A guy is selling a 59 RI for $650 near me. I’m going to try it out and I will keep in mind what I read here.
I may go instead for a Vox, Fender Deville, or Egnater
The ‘real’ Bassmans have skyrocketed out of my range. If I’m going to spend 2k, I’ll get me a 6122 59 Country Gentleman !!
Note that Setzer’s Bassman is the later circuit which has the piggyback configuration with the head and separate Fender closed-back cabinet. A closed back cabinet will have a fuller frequency response of tone that you will hear and the definition is better on the low end frequencies vs the early tweed Bassman open-back. The tradeoff is that an open-back will have “wider” spread of sound as it disperses in many directions. The phase cancellations that occur from that spread of sound is a negative though… I generally prefer closed back systems as the speakers also don’t tend to “flub” out on the lows as often as they would in a typical open-back combo. The fact that a closed back sealed enclosure provides some pressure against the cone as it moves air in the cabinet is helpful as well. Good luck!!
I think this is a very fair review. I find in my gigging environment that I don’t get it much above 4 to be honest. And I think that is the sweet spot. I use pedals for my overdrive and the amp is fantastic for that. I’ve only cranked it once in the past but a nice well rounded clean amp is what I use it for and then use a Truetone Double Trouble (808 type circuit) and a Lovepedal Kalamazoo with a Sheraton and A Telecaster.
I bought a ‘59 Bassman LTD (Blondeman Limited Edition) in
August 2015, and think it is the best amp I have ever played through. Forget
trying to crank it to get overdrive, though it is quite capable in that role.
The key to unlocking the best of this amplifier is cranking the midrange to 10 or more and using the normal channel , at a volume right around 3. I

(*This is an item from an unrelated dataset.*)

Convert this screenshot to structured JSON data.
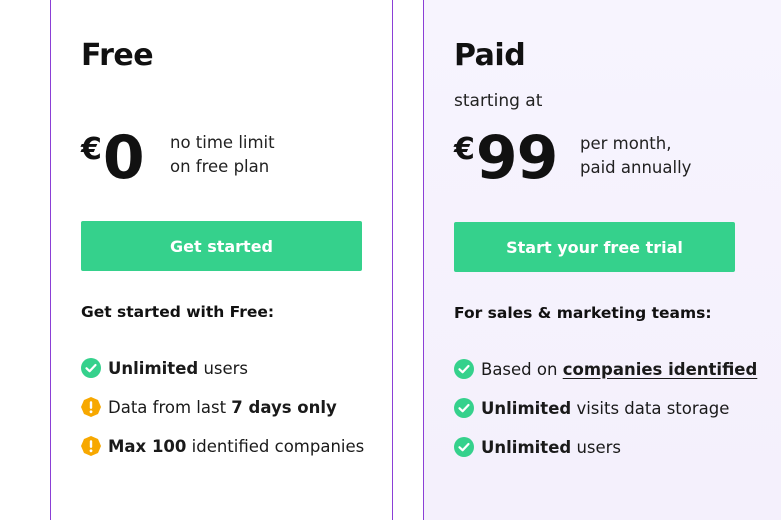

thought the same as the author and others on this site for a couple of months
regarding a trebly, brittle sound. However, the tone stack is deceiving. Even
with the midrange cranked and the other tone controls around halfway, it is
still even in terms of frequencies. Use a Marshall Guv’nor Plus (no longer
made) for overdrive, you get the magic Fender cleans with growling, punchy,
tight Marshall overdrive from the pedal. In this configuration, it narrowly
beats my 1994 USA-made Blues DeVille, and makes other amps sound cheap. Try
this combination and watch people with Mesas, Marshalls, Blackstars and other
Fenders turn green with envy.
Thanks for the comments and feedback. Indeed, Fenders are fantastic with pedals (for example, we loved the pre-CBS ’64 Super Reverb run clean with just about any distortion in front of it). The ’59 Bassman LTD’s weakest link are its speakers. It’s been a long time since that review, but the magic of the original Bassman is in its ability to overdrive on its own and just be given a little push to get a growling fat overdriven tone. The LTD just isn’t setup to do what the originals can and again, I put most of the blame on the speakers (other details like the components, etc. are just relatively minor details). Bottom line is you’ve found an amp that works for you and that’s what counts!